Spring is finally here! And with all the new buds and blooming flowers comes state testing. Sigh.
Now that spring has sprung, it’s the perfect time to get outside and try some fun educational activities. Science, technology, engineering, art, and math—collectively known as STEAM—are at the forefront in education today, and can sometimes be overwhelming when trying to figure out ways to implement these concepts.
But it doesn’t have to be! Here are six fun ideas for STEAM activities this spring:
It’s midyear and time to really evaluate your students’ progress. What kind of growth have they made? What goals still need to be met? What about those state assessments that will be here before you know it? Here are some easy tips for increasing personalized instruction and maximizing your students’ growth:
The proverbial hamster wheel is a constant in a teacher’s life. We take on everything and anything that comes our way: new curriculum, standardized tests, lesson planning, paper grading, bulletin boards, classroom supplies, technology, etc. But most teachers will tell you that the absolute hardest part of teaching is a challenging student. There are varying definitions of a challenging student, such as talking incessantly, not being able to sit still, or being apathetic, unfocused, disruptive, or defiant. This year I have three—it can make for a long year, but here are some strategies that can help you with the challenging students in your classroom:

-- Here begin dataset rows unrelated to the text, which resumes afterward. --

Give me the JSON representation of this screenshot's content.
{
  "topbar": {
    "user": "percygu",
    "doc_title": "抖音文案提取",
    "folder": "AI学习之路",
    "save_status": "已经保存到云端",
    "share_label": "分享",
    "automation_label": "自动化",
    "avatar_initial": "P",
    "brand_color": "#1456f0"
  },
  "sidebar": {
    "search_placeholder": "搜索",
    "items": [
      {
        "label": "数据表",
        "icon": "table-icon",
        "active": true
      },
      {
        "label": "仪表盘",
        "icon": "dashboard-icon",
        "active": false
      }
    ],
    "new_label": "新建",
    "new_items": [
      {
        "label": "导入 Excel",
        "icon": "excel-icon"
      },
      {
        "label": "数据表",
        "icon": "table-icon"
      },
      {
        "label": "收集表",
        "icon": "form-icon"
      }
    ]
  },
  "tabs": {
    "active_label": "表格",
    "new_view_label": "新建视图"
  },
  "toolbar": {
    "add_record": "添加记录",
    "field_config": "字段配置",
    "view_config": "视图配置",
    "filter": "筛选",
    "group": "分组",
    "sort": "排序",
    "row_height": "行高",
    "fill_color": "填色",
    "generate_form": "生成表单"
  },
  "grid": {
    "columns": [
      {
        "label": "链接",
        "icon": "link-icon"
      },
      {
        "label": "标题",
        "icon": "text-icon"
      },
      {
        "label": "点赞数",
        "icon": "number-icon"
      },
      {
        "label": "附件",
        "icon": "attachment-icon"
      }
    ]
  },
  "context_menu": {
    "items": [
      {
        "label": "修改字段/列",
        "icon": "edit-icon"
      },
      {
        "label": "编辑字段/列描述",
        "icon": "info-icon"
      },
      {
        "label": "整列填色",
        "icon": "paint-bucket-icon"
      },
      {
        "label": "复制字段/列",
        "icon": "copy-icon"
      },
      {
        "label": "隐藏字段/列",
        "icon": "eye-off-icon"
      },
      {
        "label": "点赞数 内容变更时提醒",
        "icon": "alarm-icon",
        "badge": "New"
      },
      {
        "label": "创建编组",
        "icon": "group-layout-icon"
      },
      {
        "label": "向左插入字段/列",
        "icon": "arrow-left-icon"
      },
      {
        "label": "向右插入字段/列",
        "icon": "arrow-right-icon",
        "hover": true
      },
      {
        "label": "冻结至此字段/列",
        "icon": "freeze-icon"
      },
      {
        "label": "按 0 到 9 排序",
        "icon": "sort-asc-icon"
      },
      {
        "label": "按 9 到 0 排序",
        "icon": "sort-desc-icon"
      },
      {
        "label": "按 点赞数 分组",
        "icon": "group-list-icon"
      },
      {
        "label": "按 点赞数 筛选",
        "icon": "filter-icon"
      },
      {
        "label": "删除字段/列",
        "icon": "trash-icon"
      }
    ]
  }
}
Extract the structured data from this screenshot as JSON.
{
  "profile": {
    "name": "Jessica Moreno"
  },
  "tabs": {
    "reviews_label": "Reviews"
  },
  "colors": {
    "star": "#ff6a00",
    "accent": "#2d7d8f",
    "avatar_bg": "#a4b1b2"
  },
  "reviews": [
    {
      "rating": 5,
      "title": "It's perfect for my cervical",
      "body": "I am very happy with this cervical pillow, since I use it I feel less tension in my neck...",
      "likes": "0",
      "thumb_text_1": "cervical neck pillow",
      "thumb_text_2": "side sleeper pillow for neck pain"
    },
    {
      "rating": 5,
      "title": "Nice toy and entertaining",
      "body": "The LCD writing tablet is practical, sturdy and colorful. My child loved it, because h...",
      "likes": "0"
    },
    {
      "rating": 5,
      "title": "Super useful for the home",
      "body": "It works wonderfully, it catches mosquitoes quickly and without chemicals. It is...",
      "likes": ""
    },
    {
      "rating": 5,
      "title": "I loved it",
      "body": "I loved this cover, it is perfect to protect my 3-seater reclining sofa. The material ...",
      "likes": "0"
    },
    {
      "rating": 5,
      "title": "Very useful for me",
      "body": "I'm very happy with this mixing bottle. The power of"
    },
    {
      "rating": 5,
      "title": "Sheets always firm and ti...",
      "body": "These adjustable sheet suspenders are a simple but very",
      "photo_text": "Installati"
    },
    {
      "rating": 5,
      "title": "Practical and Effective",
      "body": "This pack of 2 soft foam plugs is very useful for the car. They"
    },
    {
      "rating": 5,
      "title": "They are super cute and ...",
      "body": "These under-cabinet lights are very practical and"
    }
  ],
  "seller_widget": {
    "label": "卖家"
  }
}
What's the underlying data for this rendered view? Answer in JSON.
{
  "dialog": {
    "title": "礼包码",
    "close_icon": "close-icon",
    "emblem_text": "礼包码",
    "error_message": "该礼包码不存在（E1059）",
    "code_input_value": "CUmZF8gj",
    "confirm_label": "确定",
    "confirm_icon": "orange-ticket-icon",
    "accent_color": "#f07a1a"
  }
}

Today’s classroom has many English Language Learners (ELL), once referred to as English as a Second Language (ESL) or Limited English Proficiency (LEP). There are over 4 million students in public education classified as ELL—and these numbers continue to rise. In the 1990s, there were 14 million immigrants who moved to the US, and there were 14 million more between 2000 and 2010. In fact, ELL students are the fastest-growing student population according to the National Council For Teacher Education (NCTE).
Social-emotional learning (SEL) is critical in today’s classroom. Students need to be taught how to handle their emotions in order to be contributing members of society. Students don’t always come to school equipped with these skills, which makes our job of teaching them even more important.
Teachers deal with many challenges throughout the year. The top five, which you can read about in a previous post, are having too many masters, budget constraints, time, student needs, and teacher burn-out. And on any given day, these challenges can come at us all at once! I wish I could wave my magical pointer and make these challenges disappear. We teachers may be superheroes, but we unfortunately do not have superpowers—another challenge to add to the list. What I can do is offer some suggestions to help make these challenges a little less challenging:
Here we go—off to another year! We’ve got the bulletin boards up, pencils sharpened, desks arranged, nametags labeled, and we feel well-rested after the summer break. We come into each year with a renewed sense of energy, ready to tackle all of the challenges that come our way. Here are the top five challenges we commonly face in the classroom as teachers:
August: It’s BAAAAAAACKKKKK! I always marvel at how fast the summer goes. It doesn’t matter whether you have been teaching for 20 years or if this is your first time at the rodeo, the first few weeks of school are the most crucial. You are setting the tone for the entire year, and it is imperative to have a great start. Good classroom management is one of the most important qualities of being an effective teacher. So, as you soak up the last few days of summer, here are some tips to ensure a successful year.